What South Africa cannot take away from Nigeria is the latter’s huge market and population that are attractive to investors. Our impressive population should not be attractive to only foreign investors, but should be an advantage to the local businesses.
In diverse ways, South Africa have reaped from that, and if their investors are keeping mute over the xenophobic attacks on Nigerians they are indirectly helping to kill their own businesses and economy.
Notwithstanding how advanced the South African economy and technology may sound, the last thing the people and government can do is to look down on all African countries. Not when they consider the risk by Nigerians and other African countries not consuming their products.

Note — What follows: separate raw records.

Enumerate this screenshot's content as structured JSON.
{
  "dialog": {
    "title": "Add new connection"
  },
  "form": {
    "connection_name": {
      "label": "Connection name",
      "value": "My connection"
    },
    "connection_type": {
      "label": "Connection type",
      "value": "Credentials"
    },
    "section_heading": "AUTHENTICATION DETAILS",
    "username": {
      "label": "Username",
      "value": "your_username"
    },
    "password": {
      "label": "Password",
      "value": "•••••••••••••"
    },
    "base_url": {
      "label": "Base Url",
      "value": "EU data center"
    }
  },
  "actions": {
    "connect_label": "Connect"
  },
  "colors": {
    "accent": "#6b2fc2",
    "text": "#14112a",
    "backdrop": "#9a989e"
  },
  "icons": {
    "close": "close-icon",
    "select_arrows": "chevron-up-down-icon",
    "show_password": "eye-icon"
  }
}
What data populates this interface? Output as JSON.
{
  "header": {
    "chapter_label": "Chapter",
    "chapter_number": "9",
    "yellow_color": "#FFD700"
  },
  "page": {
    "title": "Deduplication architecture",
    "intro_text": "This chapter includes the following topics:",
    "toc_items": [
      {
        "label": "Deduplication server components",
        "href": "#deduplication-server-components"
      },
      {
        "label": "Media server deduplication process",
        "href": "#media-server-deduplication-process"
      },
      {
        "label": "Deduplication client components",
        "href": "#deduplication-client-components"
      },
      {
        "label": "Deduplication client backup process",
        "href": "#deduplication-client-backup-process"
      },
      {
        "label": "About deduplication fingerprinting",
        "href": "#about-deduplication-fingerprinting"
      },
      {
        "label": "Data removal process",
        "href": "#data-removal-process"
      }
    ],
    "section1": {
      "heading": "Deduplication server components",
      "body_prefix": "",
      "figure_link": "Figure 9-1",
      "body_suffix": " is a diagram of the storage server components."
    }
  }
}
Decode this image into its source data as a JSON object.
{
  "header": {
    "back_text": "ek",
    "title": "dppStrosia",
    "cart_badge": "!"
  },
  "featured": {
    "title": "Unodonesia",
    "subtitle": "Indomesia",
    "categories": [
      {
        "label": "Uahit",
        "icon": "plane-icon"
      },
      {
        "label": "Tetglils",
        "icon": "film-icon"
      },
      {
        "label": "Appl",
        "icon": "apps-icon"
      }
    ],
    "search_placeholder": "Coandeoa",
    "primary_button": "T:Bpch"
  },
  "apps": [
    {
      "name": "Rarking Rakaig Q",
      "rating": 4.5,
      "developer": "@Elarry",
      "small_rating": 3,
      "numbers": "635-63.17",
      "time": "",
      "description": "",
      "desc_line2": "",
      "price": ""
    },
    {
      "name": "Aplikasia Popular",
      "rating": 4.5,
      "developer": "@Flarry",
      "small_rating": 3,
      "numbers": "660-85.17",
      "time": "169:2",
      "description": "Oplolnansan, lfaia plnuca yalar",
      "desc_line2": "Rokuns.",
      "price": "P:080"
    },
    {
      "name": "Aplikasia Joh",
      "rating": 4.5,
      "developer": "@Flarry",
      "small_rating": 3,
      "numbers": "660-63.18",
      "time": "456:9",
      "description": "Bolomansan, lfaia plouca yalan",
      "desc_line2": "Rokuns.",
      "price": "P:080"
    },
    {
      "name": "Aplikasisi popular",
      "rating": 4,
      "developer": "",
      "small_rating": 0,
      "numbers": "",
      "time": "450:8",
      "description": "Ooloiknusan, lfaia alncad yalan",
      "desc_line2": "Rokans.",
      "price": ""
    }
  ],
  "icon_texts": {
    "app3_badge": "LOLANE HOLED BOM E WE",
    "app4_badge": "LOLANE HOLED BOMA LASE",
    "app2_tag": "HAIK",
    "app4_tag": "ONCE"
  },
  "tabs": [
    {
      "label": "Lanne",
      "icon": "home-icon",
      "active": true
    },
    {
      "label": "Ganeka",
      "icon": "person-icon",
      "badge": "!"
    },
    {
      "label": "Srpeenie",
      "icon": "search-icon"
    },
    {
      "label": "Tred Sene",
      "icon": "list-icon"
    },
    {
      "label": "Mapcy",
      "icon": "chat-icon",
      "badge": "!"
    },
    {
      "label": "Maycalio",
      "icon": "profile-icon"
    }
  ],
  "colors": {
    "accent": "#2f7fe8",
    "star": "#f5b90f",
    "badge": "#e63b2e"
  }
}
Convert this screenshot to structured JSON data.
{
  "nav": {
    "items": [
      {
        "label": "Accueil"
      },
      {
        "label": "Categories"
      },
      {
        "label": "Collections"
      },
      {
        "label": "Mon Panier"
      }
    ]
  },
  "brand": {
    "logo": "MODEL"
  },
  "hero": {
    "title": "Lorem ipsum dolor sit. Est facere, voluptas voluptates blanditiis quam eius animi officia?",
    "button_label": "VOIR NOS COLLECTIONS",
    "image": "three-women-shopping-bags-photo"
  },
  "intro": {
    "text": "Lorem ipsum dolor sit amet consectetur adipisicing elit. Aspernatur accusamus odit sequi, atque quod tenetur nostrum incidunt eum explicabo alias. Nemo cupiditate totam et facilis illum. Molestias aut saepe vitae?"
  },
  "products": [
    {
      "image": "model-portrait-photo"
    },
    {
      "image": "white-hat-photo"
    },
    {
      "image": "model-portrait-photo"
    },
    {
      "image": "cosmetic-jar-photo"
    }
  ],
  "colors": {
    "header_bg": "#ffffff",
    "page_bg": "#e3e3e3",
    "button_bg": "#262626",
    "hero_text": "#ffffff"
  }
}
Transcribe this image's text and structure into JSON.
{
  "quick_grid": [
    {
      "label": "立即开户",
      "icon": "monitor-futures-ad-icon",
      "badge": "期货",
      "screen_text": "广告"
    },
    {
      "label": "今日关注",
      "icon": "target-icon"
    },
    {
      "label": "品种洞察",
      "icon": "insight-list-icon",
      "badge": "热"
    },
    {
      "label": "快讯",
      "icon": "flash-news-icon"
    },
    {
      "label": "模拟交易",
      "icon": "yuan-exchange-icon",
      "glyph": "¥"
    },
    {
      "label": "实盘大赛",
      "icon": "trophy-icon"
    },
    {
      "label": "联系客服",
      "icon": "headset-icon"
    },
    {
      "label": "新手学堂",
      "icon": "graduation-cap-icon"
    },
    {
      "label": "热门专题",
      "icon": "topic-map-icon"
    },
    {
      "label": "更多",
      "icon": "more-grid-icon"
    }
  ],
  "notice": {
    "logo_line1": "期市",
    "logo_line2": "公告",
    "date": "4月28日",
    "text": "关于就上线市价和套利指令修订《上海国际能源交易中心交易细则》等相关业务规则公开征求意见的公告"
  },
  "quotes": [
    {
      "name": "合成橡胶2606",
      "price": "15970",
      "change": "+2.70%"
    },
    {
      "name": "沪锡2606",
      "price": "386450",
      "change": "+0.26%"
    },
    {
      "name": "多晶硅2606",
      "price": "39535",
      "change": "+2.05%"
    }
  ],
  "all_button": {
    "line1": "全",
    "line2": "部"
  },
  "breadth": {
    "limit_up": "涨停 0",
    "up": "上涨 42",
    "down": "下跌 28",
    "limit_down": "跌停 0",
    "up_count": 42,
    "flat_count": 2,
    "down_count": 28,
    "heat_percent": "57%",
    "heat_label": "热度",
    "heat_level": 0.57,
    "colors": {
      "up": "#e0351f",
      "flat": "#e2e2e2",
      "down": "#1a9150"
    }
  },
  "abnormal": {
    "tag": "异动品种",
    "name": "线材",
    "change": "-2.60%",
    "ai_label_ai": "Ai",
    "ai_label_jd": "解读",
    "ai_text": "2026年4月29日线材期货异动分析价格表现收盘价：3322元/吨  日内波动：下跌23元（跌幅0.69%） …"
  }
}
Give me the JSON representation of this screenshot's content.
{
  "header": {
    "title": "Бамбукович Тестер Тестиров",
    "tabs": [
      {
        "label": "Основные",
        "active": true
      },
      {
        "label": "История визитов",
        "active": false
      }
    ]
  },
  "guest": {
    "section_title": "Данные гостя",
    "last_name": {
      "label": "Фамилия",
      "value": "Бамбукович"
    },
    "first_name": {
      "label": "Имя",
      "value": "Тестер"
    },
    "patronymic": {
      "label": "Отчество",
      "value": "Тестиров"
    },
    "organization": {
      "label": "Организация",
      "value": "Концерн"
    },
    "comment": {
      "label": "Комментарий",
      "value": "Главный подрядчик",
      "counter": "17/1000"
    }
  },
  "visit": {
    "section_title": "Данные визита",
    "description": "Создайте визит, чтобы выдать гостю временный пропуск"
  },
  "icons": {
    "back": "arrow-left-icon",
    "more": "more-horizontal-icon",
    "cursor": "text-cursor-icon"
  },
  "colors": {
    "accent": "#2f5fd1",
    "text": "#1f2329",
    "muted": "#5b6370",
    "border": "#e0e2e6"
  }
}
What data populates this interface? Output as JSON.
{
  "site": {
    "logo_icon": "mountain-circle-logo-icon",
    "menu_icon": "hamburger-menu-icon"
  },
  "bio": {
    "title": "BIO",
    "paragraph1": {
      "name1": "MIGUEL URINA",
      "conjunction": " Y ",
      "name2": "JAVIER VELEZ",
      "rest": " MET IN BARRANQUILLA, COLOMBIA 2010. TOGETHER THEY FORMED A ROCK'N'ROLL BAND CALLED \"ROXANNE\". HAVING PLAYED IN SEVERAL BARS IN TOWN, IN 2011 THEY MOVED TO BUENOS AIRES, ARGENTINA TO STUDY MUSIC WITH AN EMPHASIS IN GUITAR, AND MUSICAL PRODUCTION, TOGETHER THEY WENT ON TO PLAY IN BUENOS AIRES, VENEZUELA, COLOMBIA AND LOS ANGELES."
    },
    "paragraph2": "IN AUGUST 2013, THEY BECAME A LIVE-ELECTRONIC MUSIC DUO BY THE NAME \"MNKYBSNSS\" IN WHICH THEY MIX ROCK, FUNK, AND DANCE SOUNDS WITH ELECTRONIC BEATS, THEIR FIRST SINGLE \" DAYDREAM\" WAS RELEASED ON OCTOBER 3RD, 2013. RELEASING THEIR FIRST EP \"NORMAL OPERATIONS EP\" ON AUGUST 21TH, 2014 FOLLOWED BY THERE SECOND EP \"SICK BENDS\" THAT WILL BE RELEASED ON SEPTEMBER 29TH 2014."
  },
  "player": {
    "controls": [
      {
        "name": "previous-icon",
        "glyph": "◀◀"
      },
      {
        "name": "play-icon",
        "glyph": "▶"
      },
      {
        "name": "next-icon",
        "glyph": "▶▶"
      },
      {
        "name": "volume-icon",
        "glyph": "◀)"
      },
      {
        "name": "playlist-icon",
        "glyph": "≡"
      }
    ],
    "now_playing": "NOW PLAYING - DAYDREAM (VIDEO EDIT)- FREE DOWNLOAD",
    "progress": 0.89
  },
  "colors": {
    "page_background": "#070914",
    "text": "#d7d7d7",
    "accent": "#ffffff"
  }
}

What many Nigerians remember and they feel pained about the South African scenario is that this is the same country they gave everything in the days of apartheid.
Unfortunately, the South African majority, like Nigerians, are blacks and to a large extent, blacks have proven to depict so many things that question their sense of reasoning, humanity and capacity to rule themselves.
What am I saying? Today, we bemoan the fate of fellow Nigerians who are being butchered in South Africa, their businesses destroyed and wares looted.
But have we spared a thought about some of our actions back home as Nigerians which foolish South Africans were quick to grab without evaluating the negative impact of such actions?
Does our own penchant to see fellow Nigerians as either Igbo, Hausa, Yoruba or any other ethnic nationality that constitute Nigeria instead of seeing ourselves as members of one family not say something about the treatment Nigerians get in South Africa?
In Nigeria, there are those who are fond of saying Igbos own 80 percent or whatever percentage of property in a particular part of the country and should be expelled.
In the build up to the 2015 and 2019 elections, there were those who called for the expulsion of the Igbo, for instance from Lagos over fear of voting pattern. A similar call took place in the north by northern youths.
Methinks there are loads of lessons to learn from the South African xenophobic attacks because if we do nothing to stop it, with time, we will be doing the same thing to fellow Nigerians. I hate to recall the Ghana Must Go scenario.
At the heart of the monopoly the South African firms enjoy in Nigeria lies our hatred for one another because patronages in the country are often considered based on who comes from where and who from which part of the country owns what.
Therefore, as we condemn the xenophobic attacks in parts of South Africa, let it not be lost on us that such attacks can be taken to another level in Nigeria if we do not behave well.
….Ubochi, a public affairs analyst writes from Lagos Nigeria